Take me out to the ball game! Take me out with the crowd! Baseball season is here which means… shoulder injuries!
With Little League & spring training underway, there’s a shift occurring at doctor’s offices as well as in physical therapy clinics. During football season, medical professionals see numerous lower extremity injuries such as ACL and MCL tears, but with the switch to baseball season, shoulder injuries are now more prevalent. After 14 years in business, we have come to recognize the seasons of injuries.
As your kids enter their sports season & as we all tune in to watch our favorite professional teams, here’s a closer look into some injuries you can expect to see.
Common Injuries in Baseball
Rotator Cuff Injuries – The rotator cuff is made up of four muscles that are responsible for the coordination of the shoulder’s movements. When you think of baseball, there are a few things that come to mind: throwing & hitting the ball. The repetitive overhead throwing motion can cause stress on the tendons and muscles of the rotator cuff which can lead to pain. Signs of injury: Pain while lying on the potentially injured shoulder, pain when moving the arm up and down, or weakness in the arm with particular movements such as throwing, putting on clothing, combing your hair, or lifting groceries
UCL Sprain (Tommy John) – The UCL, or the ulnar collateral ligament, is located inside of the elbow joint and helps to provide stability of the player’s throwing arm. UCL sprains are most common in pitchers because of the repetitive, excessive use of the arm. However, UCL sprains can also occur due to physical impact at the joint.
Signs of injury: Swelling and soreness on the inside of your arm/elbow, numbness and/or tingling in your arm, or a sense of instability or that your elbow may give out when used
Labral Tear – The labrum is a piece of cartilage that lines the shoulder joint. It is responsible for making the socket of the AC (acromioclavicular) joint more cup-like in order to fit the head of the humerus. The labrum serves as the attachment site for the ligaments and helps to provide stability to the shoulder joint. When the labrum tears, it can cause the shoulder to partially or completely dislocate.
Signs of injury: Popping, clicking, or grinding sensations (crepidus), instability or looseness of the shoulder, or decline in performance
What can you do to help prevent baseball-related injuries?
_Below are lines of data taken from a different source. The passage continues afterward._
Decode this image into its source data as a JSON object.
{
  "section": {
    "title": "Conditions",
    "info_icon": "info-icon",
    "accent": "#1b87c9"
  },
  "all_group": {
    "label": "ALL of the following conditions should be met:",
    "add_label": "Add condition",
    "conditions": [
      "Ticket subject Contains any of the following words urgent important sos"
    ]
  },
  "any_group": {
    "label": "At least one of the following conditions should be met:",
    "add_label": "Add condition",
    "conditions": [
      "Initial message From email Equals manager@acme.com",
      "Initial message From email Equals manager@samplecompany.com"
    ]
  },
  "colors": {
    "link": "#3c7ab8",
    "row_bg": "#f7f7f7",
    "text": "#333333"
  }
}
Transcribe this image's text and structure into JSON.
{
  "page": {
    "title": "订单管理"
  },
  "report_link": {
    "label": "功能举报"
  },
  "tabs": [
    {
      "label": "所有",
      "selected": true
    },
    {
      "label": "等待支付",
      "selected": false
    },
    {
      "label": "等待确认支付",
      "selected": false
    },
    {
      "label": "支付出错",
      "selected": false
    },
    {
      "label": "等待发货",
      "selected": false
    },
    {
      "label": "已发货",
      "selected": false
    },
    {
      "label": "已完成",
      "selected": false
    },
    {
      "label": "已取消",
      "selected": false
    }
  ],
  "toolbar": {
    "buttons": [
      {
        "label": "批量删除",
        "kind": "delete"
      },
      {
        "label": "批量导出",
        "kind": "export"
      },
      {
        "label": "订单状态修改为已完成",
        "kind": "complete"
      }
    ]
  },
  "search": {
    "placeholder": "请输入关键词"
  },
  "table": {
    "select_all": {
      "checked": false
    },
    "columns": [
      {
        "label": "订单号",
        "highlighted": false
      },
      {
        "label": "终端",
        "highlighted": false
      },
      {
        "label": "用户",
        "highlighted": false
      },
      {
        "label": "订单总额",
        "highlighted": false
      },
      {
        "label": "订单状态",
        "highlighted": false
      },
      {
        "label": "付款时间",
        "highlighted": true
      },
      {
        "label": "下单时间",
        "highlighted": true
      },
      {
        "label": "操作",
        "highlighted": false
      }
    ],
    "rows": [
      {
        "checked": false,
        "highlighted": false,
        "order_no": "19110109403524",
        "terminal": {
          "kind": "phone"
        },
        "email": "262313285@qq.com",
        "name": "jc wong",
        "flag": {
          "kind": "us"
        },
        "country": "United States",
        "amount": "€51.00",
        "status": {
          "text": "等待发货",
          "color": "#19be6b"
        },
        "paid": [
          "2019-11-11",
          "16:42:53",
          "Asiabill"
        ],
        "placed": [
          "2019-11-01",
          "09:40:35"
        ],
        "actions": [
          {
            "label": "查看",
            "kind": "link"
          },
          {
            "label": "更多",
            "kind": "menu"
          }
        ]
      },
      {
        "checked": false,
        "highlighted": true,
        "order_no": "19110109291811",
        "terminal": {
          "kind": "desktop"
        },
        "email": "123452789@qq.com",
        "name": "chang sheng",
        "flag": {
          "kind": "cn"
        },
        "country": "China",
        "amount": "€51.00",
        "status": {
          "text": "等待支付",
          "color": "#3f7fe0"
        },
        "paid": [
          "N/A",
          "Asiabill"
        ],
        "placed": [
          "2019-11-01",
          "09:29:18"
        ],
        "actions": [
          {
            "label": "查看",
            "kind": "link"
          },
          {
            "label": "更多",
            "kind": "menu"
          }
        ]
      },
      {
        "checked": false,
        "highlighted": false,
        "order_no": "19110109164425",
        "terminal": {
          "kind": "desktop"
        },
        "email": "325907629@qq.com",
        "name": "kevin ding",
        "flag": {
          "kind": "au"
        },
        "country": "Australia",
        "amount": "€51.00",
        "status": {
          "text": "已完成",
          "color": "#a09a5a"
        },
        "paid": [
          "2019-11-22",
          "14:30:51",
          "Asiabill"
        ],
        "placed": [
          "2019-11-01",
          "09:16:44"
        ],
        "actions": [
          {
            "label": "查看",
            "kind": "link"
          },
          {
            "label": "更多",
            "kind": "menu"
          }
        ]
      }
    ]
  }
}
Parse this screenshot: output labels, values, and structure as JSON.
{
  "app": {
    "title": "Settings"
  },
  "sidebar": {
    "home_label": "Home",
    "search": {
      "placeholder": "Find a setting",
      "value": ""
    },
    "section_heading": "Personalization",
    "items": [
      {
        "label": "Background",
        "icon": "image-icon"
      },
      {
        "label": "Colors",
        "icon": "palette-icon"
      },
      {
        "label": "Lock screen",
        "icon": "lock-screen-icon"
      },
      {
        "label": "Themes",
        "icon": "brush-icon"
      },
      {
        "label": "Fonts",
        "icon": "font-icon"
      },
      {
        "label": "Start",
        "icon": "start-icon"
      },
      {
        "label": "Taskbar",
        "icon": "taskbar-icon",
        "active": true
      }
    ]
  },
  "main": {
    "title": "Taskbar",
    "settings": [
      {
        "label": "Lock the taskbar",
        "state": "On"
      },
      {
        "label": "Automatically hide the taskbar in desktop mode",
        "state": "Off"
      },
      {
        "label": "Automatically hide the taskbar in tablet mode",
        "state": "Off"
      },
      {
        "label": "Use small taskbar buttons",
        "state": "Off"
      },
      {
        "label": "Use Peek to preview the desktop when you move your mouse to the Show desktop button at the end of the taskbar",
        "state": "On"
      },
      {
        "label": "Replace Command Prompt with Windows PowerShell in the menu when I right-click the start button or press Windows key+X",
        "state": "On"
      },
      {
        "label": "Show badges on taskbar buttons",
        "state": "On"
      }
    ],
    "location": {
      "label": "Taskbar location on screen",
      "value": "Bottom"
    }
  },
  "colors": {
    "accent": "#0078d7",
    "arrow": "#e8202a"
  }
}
Don't let an injury end your season! Be proactive in the following stretches and strengthening exercises to help prevent the most common baseball injuries from occurring. Be sure to perform the following exercises & stretches on both sides - the throwing arm & non-throwing arm!
Internal Rotation at 90 - Start with your arm parallel with your body at 90 degrees, then internally rotate the arm down while keeping the elbow level with your shoulders. Repeat 10 times and be sure to do the other side!
External Rotation at 90 - Raise your arm to shoulder height forming a 90 degree angle. Keep your elbow level with your shoulders, pull the shoulder blades down and in toward your back. Externally rotate the arm up. Repeat 10 times and perform the same exercise on the opposite side.
Pec Stretch - Stand in the doorway and place the hands on the outside of the doorway just about head height. Bring one foot through the door. Keep the back straight and shift your body through the doorway until you feel a stretch in the chest. Keep the shoulder blades and shoulders down. Avoid letting your ribs stick out or lower back sway. Keep the body upright and hold for 30 seconds. Repeat 3 times.
Core - Perform exercises such as dead bugs, marches, or crunches to help strengthen the core. Every movement starts from here - the powerhouse of the body! When the core is strengthened, it helps to support the rest of the body.
Single Leg Balance - Stand on one leg with the other leg bent at the knee. Keeping your eyes open, try and prevent the body from tilting while the leg is planted. Hold for 30 seconds and repeat 3 times on both sides. To make this exercise harder, try closing your eyes. Be sure to engage your core to help you stabilize the body.
Internal Rotation Stretches - Lay on your side with your arm in front of you and bent at a 90 degree angle. Your palm should be facing away from your face. Take the opposing arm that is closest to the ceiling and gently push your arm down towards the floor until you feel a stretch on the front of your shoulder. Hold for 30 seconds and repeat 3 times. Don't forget to do the same stretch on the opposite side.
Lat Pull Downs - From a sitting position, bring the scapula down & in. Bring your arms up above your head. Make sure your shoulder blades do not come towards your ears. Pull your elbows down in towards your side and repeat the motion 10 times. To make the exercise more difficult, use a TheraBand.
While you munch on your peanuts and Cracker Jack, keep an eye on players who may be performing motions that could cause them to injure their shoulders. But remember, shoulder injuries are not limited to professional athletes. Anyone performing consistent and repetitive shoulder movements is susceptible to one of these injuries.
If you or someone you know has a possible shoulder injury, visit one of our clinic locations for an injury assessment with one of our physical therapists! Call 949-713-6445 to schedule an appointment at our Rancho Santa Margarita location or 949-262-9142 to schedule at our Irvine location.